The FDA has given Fast Track Designation to an Alzheimer’s disease (AD) clinical drug that targets an underlying—and often untreated—pathology of the disease.
Biopharmaceutical company Alzheon Inc.’s lead clinical investigational drug ALZ-801, a novel, oral anti-amyloid optimized prodrug of tramiprosate, was green-lit for FDA fast track after a series of promising clinical developments. The investigative drug was discovered to have a novel mechanism of blocking the formation of toxic amyloid oligomers — a noted agent of AD development and progression.
Thus far, clinical data of ALZ-801 has shown long-term clinical efficacy in AD patients homozygous for the E-4 allele of apolipoprotein E (APOE4/4) genotype. These genetically-defined, high-risk patients will be targeted in the fast-tracked phase 3 study.
APOE, a gene located in the brain that helps transfer cholesterol to neurons and support their function, separated into 3 alleles — E-2, E-3, and E-4. The E-4 allele has been indicated in previous research to correlate with higher and earlier risk of onset AD. About 65% of US patients with AD carry at least one E-4 allele, and about 560,000 of those patients are APOE4/4 homozygotes. These patients' rates of cognitive decline and dementia stages of AD appear faster than the rest of the patient population.
Martin Tolar, MD, PhD, founder, president and chief executive officer of Alzheon said the company has built a strong body of clinical research and analysis that supports the treatment of ALZ-801 in AD subpopulation group.
Such clinical backing enables the company to “pioneer a Precision Medicine approach in Alzheimer’s, and to move toward an upcoming pivotal study and potential approval as quickly as possible,” Tolar said.

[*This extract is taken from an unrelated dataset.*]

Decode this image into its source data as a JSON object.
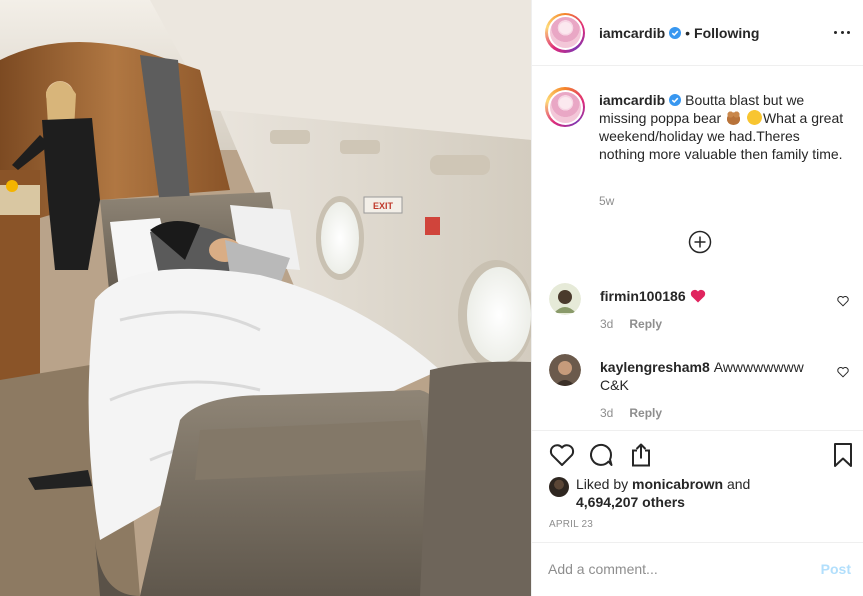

Following the phase 3 trial, Alzheon intends to expand ALZ-801 trials into additional AD patient populations, as part of its “Precision Medicine” approach. With the approach, the company evaluates the clinical drug based on genetic markers and disease stages.
This is adverse to the state of developed AD drugs, which Gary Small, MD, director of Geriatric Psychiatry at UCLA’s Brain Research Institute, said have been historically developed for symptomatic response. Speaking at the Pri-Med West 2017 conference earlier this year, Small advocated for the pursuit of disease-modifying drugs in mainstream AD research.

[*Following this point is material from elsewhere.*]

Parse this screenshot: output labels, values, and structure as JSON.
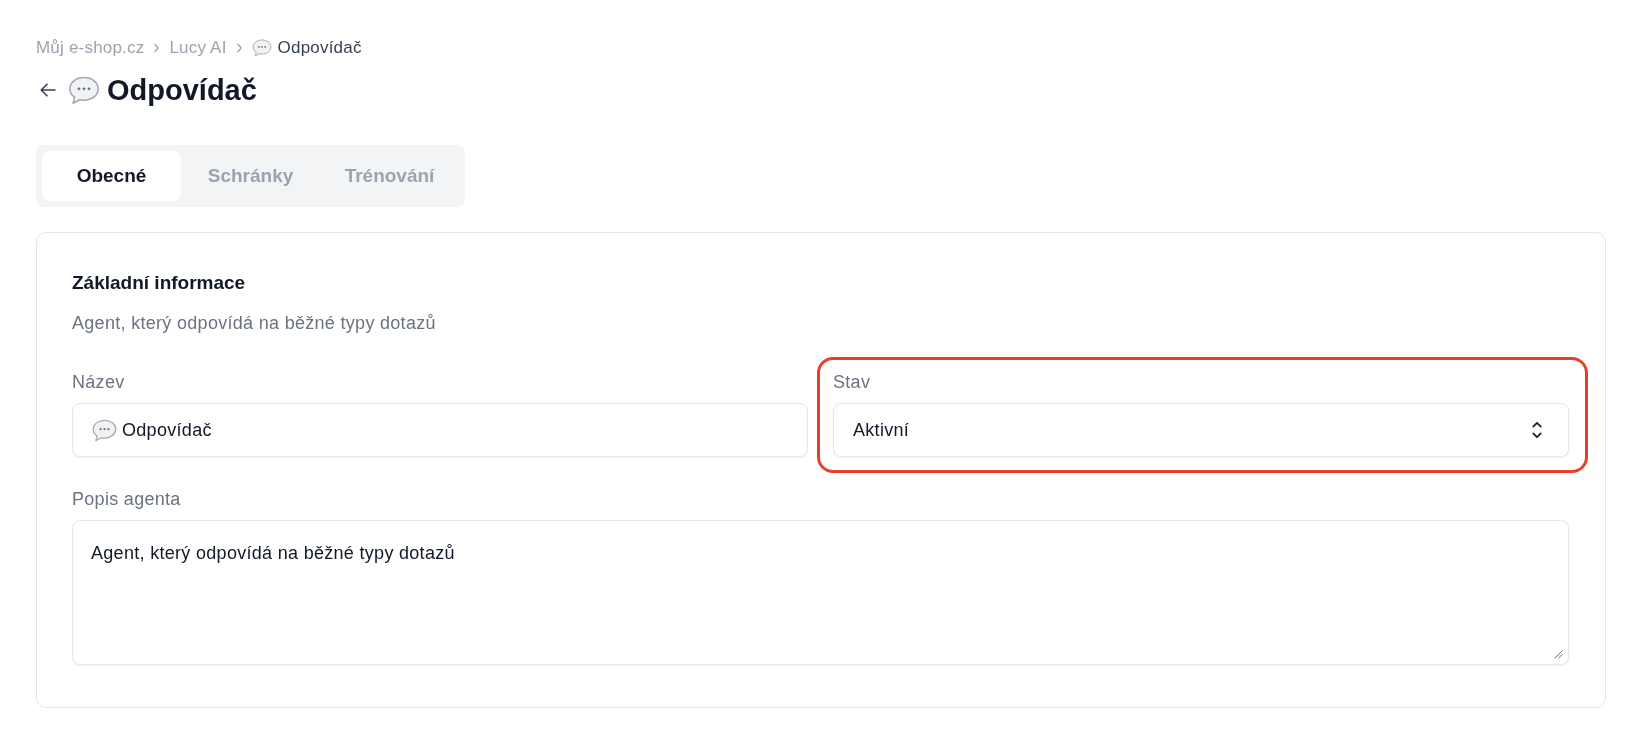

As there are currently no FDA approved drugs that target the underlying pathology, as well as slow AD’s progressive cognitive and functional decline, ALZ-801 stands to become a possible breakthrough. Its Fast Track Designation only supplants the potential.
“We look forward to working closely with the FDA, as we seek to make progress in developing a disease modifying treatment for Alzheimer’s disease to address the needs of Alzheimer’s patients and their families who struggle with this devastating disease,” Tolar said.
This article was originally published by MD Magazine.